◆ Exercise prompt
Lines in the records below that contain the word "accent" must each be copied.

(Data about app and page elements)
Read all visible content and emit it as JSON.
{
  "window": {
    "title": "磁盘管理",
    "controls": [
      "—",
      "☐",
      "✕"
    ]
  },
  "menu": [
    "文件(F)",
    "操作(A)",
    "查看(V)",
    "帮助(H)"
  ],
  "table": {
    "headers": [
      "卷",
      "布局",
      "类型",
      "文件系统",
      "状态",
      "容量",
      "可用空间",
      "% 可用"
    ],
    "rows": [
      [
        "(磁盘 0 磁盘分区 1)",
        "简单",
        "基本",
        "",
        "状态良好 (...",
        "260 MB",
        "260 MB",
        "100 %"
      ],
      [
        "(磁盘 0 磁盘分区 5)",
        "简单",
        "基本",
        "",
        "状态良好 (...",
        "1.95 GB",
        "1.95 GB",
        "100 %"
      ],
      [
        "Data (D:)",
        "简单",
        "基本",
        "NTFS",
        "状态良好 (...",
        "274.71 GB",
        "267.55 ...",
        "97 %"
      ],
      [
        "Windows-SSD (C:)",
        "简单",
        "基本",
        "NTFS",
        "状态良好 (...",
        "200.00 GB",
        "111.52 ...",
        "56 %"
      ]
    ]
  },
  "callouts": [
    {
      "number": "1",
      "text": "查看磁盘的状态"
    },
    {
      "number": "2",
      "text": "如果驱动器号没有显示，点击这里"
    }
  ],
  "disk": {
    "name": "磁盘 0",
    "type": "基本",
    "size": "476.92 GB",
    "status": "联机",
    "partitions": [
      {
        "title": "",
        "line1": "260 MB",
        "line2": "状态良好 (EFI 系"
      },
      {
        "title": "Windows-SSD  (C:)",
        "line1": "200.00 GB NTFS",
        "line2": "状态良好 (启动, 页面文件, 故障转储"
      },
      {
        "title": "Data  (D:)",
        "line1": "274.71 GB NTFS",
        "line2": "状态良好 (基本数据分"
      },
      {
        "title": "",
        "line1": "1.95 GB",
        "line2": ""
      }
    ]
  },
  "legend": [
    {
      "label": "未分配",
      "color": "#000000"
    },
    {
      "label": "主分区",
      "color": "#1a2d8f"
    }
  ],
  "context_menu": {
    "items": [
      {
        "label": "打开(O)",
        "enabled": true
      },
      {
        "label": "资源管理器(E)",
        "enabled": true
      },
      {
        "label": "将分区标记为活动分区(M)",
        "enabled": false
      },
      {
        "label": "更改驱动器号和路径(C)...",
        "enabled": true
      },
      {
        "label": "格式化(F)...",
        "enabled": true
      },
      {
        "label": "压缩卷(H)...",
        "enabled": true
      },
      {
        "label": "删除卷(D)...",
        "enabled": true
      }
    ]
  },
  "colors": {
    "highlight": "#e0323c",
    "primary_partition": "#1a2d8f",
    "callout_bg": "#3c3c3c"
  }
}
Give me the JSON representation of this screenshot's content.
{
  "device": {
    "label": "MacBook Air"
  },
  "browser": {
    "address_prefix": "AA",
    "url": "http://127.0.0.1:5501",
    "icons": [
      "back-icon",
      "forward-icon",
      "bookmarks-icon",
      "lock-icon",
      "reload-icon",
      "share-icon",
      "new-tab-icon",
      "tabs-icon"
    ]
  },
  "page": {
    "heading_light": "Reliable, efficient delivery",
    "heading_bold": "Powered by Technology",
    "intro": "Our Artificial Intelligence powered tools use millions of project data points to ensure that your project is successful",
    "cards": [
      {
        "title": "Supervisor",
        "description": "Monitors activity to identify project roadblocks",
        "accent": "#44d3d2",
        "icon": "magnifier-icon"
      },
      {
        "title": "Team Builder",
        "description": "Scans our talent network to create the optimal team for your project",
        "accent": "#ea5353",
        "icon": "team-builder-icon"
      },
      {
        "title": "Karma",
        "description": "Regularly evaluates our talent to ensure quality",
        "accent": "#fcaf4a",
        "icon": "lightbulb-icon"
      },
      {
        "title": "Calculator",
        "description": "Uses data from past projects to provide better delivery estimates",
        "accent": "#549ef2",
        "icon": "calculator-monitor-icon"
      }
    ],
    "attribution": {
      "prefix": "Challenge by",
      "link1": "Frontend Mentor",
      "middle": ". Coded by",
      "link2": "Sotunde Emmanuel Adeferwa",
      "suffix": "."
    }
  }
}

◆ Solution to the exercise
        "accent": "#44d3d2",
        "accent": "#ea5353",
        "accent": "#fcaf4a",
        "accent": "#549ef2",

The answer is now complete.